Playing a slot machine involves spinning reels with symbols on them that, if aligned according to game rules, award a win. While this simple concept makes slots so appealing, its inner workings are actually much more complicated.

How do slot machines work? They use a random number generator (RNG), a computer program which randomly generates thousands of numbers every second and assigns them to various positions on the machine’s reels. Because this randomness cannot be predicted or anticipated during any play session, slot machines remain unpredictable with no strategies available that can beat them.

Once the RNG selects a set of numbers, the reels stop on them and display the symbols associated with each number. On early slot machines, each symbol had equal chances of appearing; however, modern microprocessors allow manufacturers to use “weighting” systems that assign each symbol different probabilities on each reel – meaning even though you might be hoping for that third JACKPOT symbol on reel 3, your odds might actually decrease for finding it there or in reel 2 or 4.

Pay tables are charts that display the payout values for various combinations of symbols found on a machine. Typically, higher pay-out values indicate lower chances for certain combinations to appear on the reels; they can typically be found either on the machine’s front panel or (in video slot machines) directly on its screen that displays all the reels and their matching symbols.

Players can insert money or, for ticket-in, ticket-out machines, paper tickets with barcodes into designated slots on the machine. Once activated, a button (physical or touchscreen) must be pressed either physically or digitally in order to spin the reels; if their symbols align with those listed on the paytable then credits will be awarded according to its payout amounts. Classic symbols for such machines might include fruits, bells and stylized lucky sevens.

A candle is a light that illuminates on top of slot machines to indicate that change or hand pay are needed, or there is an issue with them.
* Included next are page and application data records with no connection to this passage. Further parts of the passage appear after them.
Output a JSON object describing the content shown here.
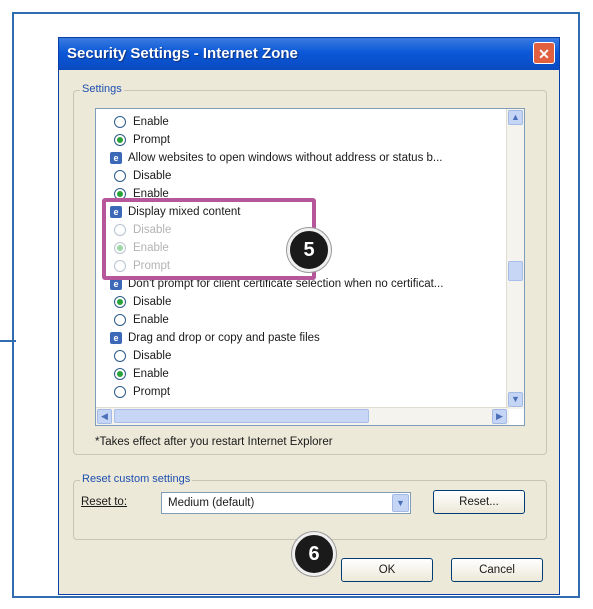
{
  "dialog": {
    "title": "Security Settings - Internet Zone",
    "close_symbol": "✕"
  },
  "settings_group": {
    "label": "Settings",
    "rows": [
      {
        "kind": "option",
        "label": "Enable",
        "checked": false,
        "disabled": false
      },
      {
        "kind": "option",
        "label": "Prompt",
        "checked": true,
        "disabled": false
      },
      {
        "kind": "category",
        "label": "Allow websites to open windows without address or status b..."
      },
      {
        "kind": "option",
        "label": "Disable",
        "checked": false,
        "disabled": false
      },
      {
        "kind": "option",
        "label": "Enable",
        "checked": true,
        "disabled": false
      },
      {
        "kind": "category",
        "label": "Display mixed content"
      },
      {
        "kind": "option",
        "label": "Disable",
        "checked": false,
        "disabled": true
      },
      {
        "kind": "option",
        "label": "Enable",
        "checked": true,
        "disabled": true
      },
      {
        "kind": "option",
        "label": "Prompt",
        "checked": false,
        "disabled": true
      },
      {
        "kind": "category",
        "label": "Don't prompt for client certificate selection when no certificat..."
      },
      {
        "kind": "option",
        "label": "Disable",
        "checked": true,
        "disabled": false
      },
      {
        "kind": "option",
        "label": "Enable",
        "checked": false,
        "disabled": false
      },
      {
        "kind": "category",
        "label": "Drag and drop or copy and paste files"
      },
      {
        "kind": "option",
        "label": "Disable",
        "checked": false,
        "disabled": false
      },
      {
        "kind": "option",
        "label": "Enable",
        "checked": true,
        "disabled": false
      },
      {
        "kind": "option",
        "label": "Prompt",
        "checked": false,
        "disabled": false
      }
    ]
  },
  "note": "*Takes effect after you restart Internet Explorer",
  "reset_group": {
    "label": "Reset custom settings",
    "reset_to_label": "Reset to:",
    "selected_level": "Medium (default)",
    "reset_button": "Reset..."
  },
  "buttons": {
    "ok": "OK",
    "cancel": "Cancel"
  },
  "callouts": {
    "step5": "5",
    "step6": "6"
  },
  "colors": {
    "title_bar": "#0b58d8",
    "callout_border": "#b5579a",
    "radio_checked": "#29a337"
  },
  "icons": {
    "category": "ie-settings-icon",
    "radio": "radio-button",
    "scroll_up": "arrow-up-icon",
    "scroll_down": "arrow-down-icon",
    "scroll_left": "arrow-left-icon",
    "scroll_right": "arrow-right-icon",
    "dropdown": "chevron-down-icon"
  }
}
Once lit manually by an operator, now automated via computer it allows casinos to quickly identify and resolve issues so machines are back online with minimal disruption to customer experiences.